Just recently I returned from California, the Mecca of wine in North America and I am still pining over the amount of wine I left behind that I would have loved to bring home. As you may or may not know you are not restricted from buying wine abroad, I probably purchased 15 bottles in the week I was away, but I had to consume the majority of it on that side of the border. Americans seem to have an almost unlimited carry-home amount, that’s because their taxation on alcohol is a mere pittance based on the amount they bring back above their personal exemption. Many people I have talked to, and from first hand accounts I have read, state that US customs official are known to turn a blind eye on alcohol. Looking over US official regulations I can see why, they seem vague but sensible about the rules: “While federal regulations do not specify a limit on the amount of alcohol you may bring back for personal use, unusual quantities are liable to raise suspicions”. In plain speak US Customs seems less interested in how much wine you are bringing back, unless they deem that you are planning to sell it on the other side. For example, a mixed case would raise little to no suspicion, while 3 cases of the same wine might garner further scrutiny and some duty. Canadian customs is a different story and stopping extra alcohol from coming in seems to be high on its mandated list.

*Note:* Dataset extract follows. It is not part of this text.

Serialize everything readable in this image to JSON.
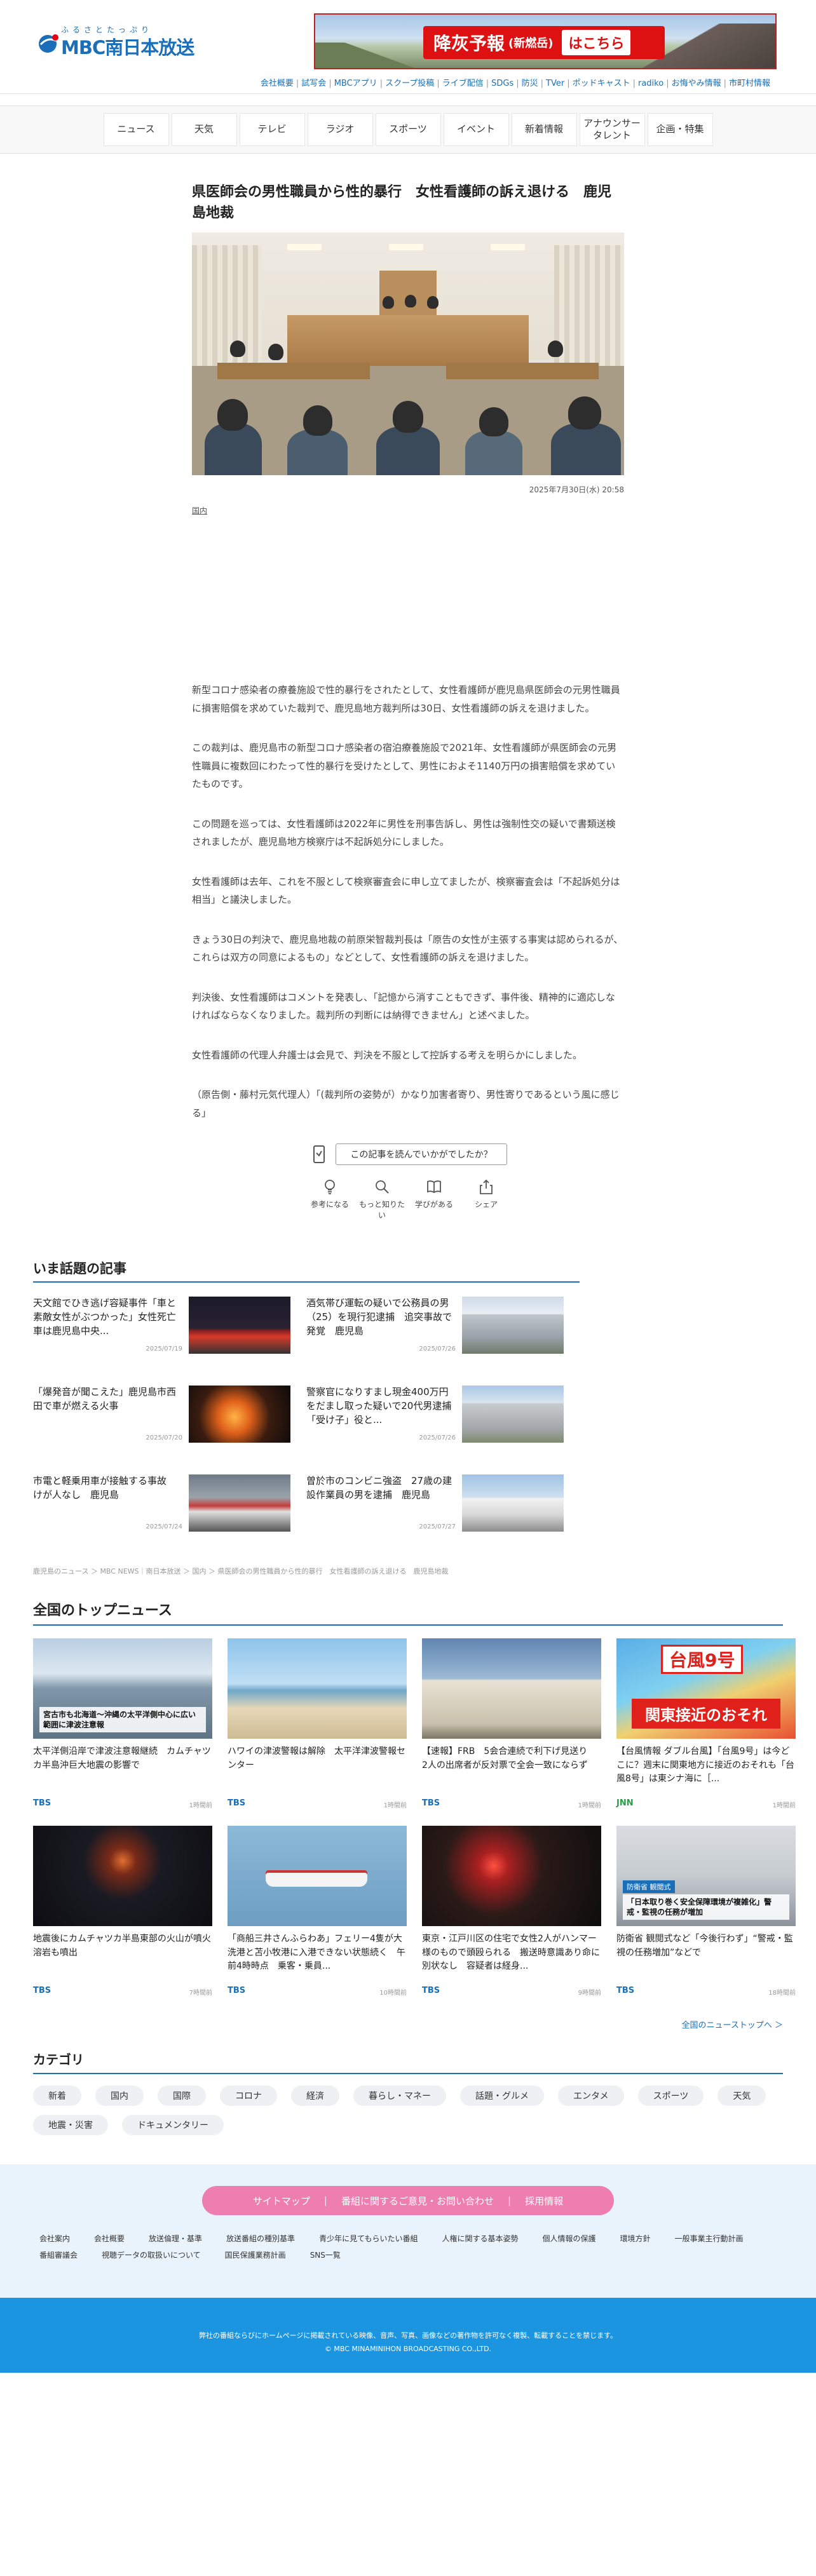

Here’s a story to illustrate my point: Last summer I was bringing in some used furniture after being away for a week. Your personal exemption after a week away is $750, I had about $1200 worth of stuff (I was furnishing my new house). Since I was trucking it in with a U-Haul I decided to try my luck with a mixed case of wines (12) I had acquired. At the border I declared my furniture and presented the customs official with an itemized list of what I was hauling, I also remarked that I had 12 bottles of wine each with a retail value of under $15. I knew I was going to pay some duty but was shocked to learn that my $180 case of wine cost me more to bring in than my $450 overage on furniture. It is also important to note that I was actually paying duty on only $150 worth of wine, as two of the 12 bottles were exempt.
Two more examples to illustrate the point …
Story 1: My wife travels to the US every day for work. We were planning a get together with friends and thought we’d serve a shot called “little beers” (Liquor 43 topped with heavy cream). The day before she was to buy it she asked a border guard what the duty would be if she were to bring it in. She was told that depending on the alcohol content she could be paying as much as double the retail cost. Double?!? Needless to say she did not bring a bottle back, but I ask, whatever happened to free trade and the freedom of movement across the border? By the way, Liquor 43 is coming to Ontario in the late November Vintages release and will cost consumers just over $40 whereas you can buy a bottle in New York or Michigan for less than half.
While story 1 illustrates what happens when driving across the border, but here is an example of how it affects other travel plans you might have:
Story 2: For my mother’s 70th birthday she wanted to visit a wine-producing foreign land. She had visited Italy in the past but with a non-drinker who was not interested in partaking in touring the wine country-side. As great a plan as it was, I reminded my mother that she could only bring back 2 bottles, no matter how many lovely Italian wines she found. Her smile disappeared at the thought of having to reduce a trip to Italian wine-country to just two bottles, so instead we traveled to British Columbia where we could ship back wines to our own province with nary a second glance from the post office, or the prying eyes of customs officials. My mother still wants to visit Italy for the wine but knowing she can bring back so little makes the trip seem less exciting.
From California we carried back three bottles each and luckily had a sympathetic customs official who allowed the 6 bottles in without much questioning.